How many choices do you make each day or each week? Probably several hundred, maybe a thousand. Some important and some less important. There are choices we want to make with never being chosen because of ambivalence and because of the fear of the consequences of choosing. This can lead to extremely unnecessary stress and make you significantly less efficient. There is an art of choosing.
Why is it so difficult to make a choice?
Decision anxiety is a natural reaction when the choices are big or have major consequences for our lives. It becomes a kind of warning signal. But as decisions become more affecting, everyday decision anxiety affects more and more. We are stressed that we do not have time to get into all the new info that completely crashes over us.
A study in ambivalence
There has been a study showing our behavior, when we get too many choices of something.
A table with tastings of marmalade was exhibited in a grocery store to look at how many customers stopped by to sample and how many who also chose to buy jam with them.
We first presented 24 different flavors of jam and on the second occasion only 6 flavors.
It turned out that more people stopped at the table when there were 24 different varieties. In fact, just over 60% The corresponding figure, when there were 6 varieties was about 40%.
That sounds good, doesn’t it? The thing is, when the buying behavior was measured. Hold the hat now. When 24 varieties were presented, only 3% of people bought and when it was exhibited only 6 varieties increased sales to 30% !?
We are programmed to take the easiest route here in life. Everything to save energy and to survive.
Decision making takes place in two different parts of the brain. Partly in the reptile brain, which has the task of responding quickly to external threats, whether it is a lion or a colleague. When the reptile brain has a grip on us, we do not make the most considered decisions we can. We choose the solution that gives the fastest reward.
We also choose with our emotions. We are governed by fears, but also by rewards. We want to increase enjoyment as much as possible and minimize discomfort. The other part we use when making decisions is the boiler room. It’s the smartest part of the brain. Instead of reacting instinctively, it helps us reflect on what we intend to do. When we use the forehead lobby, we can put things into perspective, by looking back on our past experiences and directly comparing them to the situation we are in when making our decisions, and can then also consider what the consequences of our intended decision will be.
Learn to choose which decisions are important and which are not
Trying to avoid the decisions that are not necessary is a way to cure decision anxiety, but not all decisions can be skipped. Sometimes you still have to make the choice, even though it feels tough. You have to pay your bills, although you may rather want to buy something that you have long wanted and then you may end up in conflict with what is most important, even though you know that paying the rent is more important than that thing.
As long as you let this happen, the decision anxiety becomes a suffering.

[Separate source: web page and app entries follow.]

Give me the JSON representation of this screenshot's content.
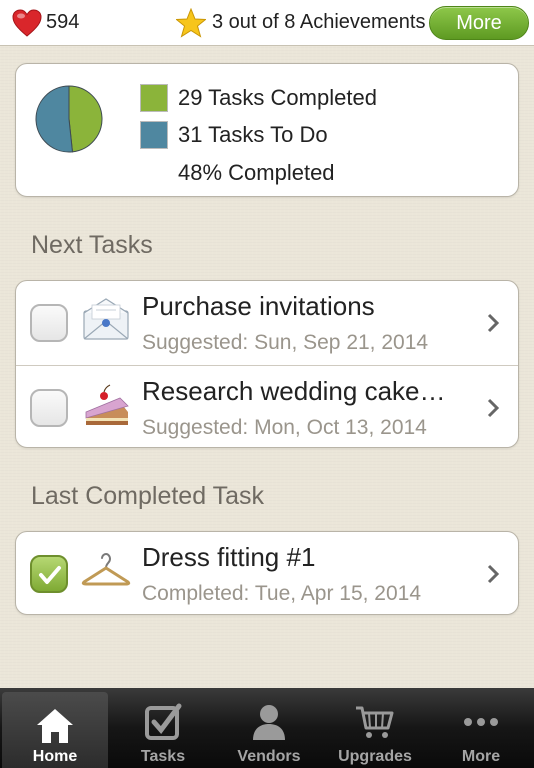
{
  "topbar": {
    "hearts_count": "594",
    "achievements_text": "3 out of 8 Achievements",
    "more_label": "More"
  },
  "chart_data": {
    "type": "pie",
    "categories": [
      "Tasks Completed",
      "Tasks To Do"
    ],
    "values": [
      29,
      31
    ],
    "colors": [
      "#8bb43a",
      "#4f87a0"
    ]
  },
  "summary": {
    "completed_label": "29 Tasks Completed",
    "todo_label": "31 Tasks To Do",
    "percent_label": "48% Completed"
  },
  "next_tasks": {
    "title": "Next Tasks",
    "items": [
      {
        "title": "Purchase invitations",
        "subtitle": "Suggested: Sun, Sep 21, 2014",
        "icon": "envelope-icon"
      },
      {
        "title": "Research wedding cake…",
        "subtitle": "Suggested: Mon, Oct 13, 2014",
        "icon": "cake-icon"
      }
    ]
  },
  "last_completed": {
    "title": "Last Completed Task",
    "item": {
      "title": "Dress fitting #1",
      "subtitle": "Completed: Tue, Apr 15, 2014",
      "icon": "hanger-icon"
    }
  },
  "tabs": [
    {
      "label": "Home",
      "icon": "home-icon",
      "active": true
    },
    {
      "label": "Tasks",
      "icon": "checkbox-icon",
      "active": false
    },
    {
      "label": "Vendors",
      "icon": "person-icon",
      "active": false
    },
    {
      "label": "Upgrades",
      "icon": "cart-icon",
      "active": false
    },
    {
      "label": "More",
      "icon": "ellipsis-icon",
      "active": false
    }
  ]
}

It shows up as soon as you have to choose something, even when the decisions are small, the anxiety comes as an automatic reaction.
Trying to avoid the decisions that are not necessary is a way to cure decision anxiety, but not all decisions can be skipped. Sometimes you have to take the bull by the horns, even if the gut feeling does not agree.
Therefore, start small
- If you often end up in decision anxiety, you have to practice making decisions even when it does not feel good. The problematic decision anxiety is all about it – that whatever you choose, it feels wrong. Start with the small choices, after a while.
- If you often end up in decision anxiety, you have to practice making decisions even when it does not feel good. The problematic decision anxiety is all about it – that whatever you choose, it feels wrong. Start with the small choices, after a while you will get used to your emotions and start to trust your decisions.
- Limit your choices. Choose the most important choices for the day and select a maximum of three and ignore the rest.
- Decide a time! Set a deadline for when the decision must be made. After that, you will live with the choice you have made without thinking back on what you could have done differently. It may feel tough at first, but soon you will notice that the anxiety is dropping.
- Skip your gut feeling! Decision anxiety is just that, the gut feeling tells you and it doesn’t feel good no matter what decision you make. Exercise to make decisions no matter what your stomach tells you to do.
- How did it last? Look back at your previous decisions. A decision that you know you did well What was it that made that particular decision successful?
- Stick to your decisions! It is a good way to relieve anxiety in the long run. Sometimes you have to worry and live with the anxiety.
- Choose your battles! If you didn’t plan on changing car or home insurance until you saw an advertisement in the newspaper or on the internet for other options. Stop letting yourself be controlled by external influences.
- Call a friend! Talk through and make your decision with a friend. Talk to several if you must, but remember that these are just advisors. Listen and then make the decision on your own.
Now you know how to deal with your decision anxiety
Hopefully you now know more about how we humans work in decision-making situations and realize that knowing about this phenomenon, facilitates your life and provides you with energy and allows you to produce more with better focus and with more energy.
Take this advice and give them a humble chance. Maybe you win something to try.
If you want to comment on any of the above, you are very welcome to do so. I am grateful for all input. Positive as negative.